### Exercise prompt
Every line that contains the word "Software" should be copied from the records below.

^^^^

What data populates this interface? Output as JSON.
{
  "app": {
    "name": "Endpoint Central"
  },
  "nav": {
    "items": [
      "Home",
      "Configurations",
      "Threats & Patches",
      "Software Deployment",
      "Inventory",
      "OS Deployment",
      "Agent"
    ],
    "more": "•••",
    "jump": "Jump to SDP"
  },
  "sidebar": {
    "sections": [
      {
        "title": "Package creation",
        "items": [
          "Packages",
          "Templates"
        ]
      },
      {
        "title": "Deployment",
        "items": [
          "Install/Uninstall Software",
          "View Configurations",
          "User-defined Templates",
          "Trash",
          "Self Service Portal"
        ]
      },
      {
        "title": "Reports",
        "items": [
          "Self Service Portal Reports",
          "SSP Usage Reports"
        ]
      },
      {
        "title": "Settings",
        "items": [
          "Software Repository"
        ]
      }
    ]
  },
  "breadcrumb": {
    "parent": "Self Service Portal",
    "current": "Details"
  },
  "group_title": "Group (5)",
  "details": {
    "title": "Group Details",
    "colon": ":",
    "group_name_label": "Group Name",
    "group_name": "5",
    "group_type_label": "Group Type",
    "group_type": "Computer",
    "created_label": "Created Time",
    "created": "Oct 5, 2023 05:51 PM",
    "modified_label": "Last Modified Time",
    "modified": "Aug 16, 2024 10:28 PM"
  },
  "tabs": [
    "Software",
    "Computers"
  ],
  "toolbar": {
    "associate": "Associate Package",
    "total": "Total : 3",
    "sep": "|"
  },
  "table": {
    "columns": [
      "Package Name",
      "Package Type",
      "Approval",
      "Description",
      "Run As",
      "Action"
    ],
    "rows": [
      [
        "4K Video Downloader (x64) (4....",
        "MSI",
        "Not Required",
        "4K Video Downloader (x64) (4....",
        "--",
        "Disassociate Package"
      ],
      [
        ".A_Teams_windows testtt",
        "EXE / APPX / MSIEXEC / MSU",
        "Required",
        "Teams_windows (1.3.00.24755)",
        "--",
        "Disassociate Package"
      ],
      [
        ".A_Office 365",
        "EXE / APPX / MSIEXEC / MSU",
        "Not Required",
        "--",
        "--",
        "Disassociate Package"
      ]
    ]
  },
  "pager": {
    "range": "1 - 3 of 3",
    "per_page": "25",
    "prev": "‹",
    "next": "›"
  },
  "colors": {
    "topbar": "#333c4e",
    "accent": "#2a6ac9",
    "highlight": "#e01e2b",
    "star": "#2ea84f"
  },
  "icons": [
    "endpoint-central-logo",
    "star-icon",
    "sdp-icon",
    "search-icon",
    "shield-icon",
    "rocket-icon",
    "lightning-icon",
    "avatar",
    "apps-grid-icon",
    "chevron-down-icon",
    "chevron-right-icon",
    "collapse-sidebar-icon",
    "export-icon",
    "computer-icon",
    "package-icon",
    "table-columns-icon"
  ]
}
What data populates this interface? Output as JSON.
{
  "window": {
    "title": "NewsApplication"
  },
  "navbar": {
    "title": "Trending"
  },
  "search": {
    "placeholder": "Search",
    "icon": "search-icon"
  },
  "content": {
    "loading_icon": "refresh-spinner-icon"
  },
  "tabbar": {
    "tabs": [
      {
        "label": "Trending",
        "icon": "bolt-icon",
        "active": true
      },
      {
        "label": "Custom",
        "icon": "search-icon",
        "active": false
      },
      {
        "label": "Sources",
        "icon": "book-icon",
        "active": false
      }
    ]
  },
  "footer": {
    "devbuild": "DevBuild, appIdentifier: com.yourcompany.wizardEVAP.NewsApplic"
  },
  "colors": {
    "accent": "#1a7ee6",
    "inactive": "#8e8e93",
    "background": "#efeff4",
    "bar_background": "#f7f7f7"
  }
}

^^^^

### Written answer
      "Software Deployment",
          "Install/Uninstall Software",
          "Software Repository"
    "Software",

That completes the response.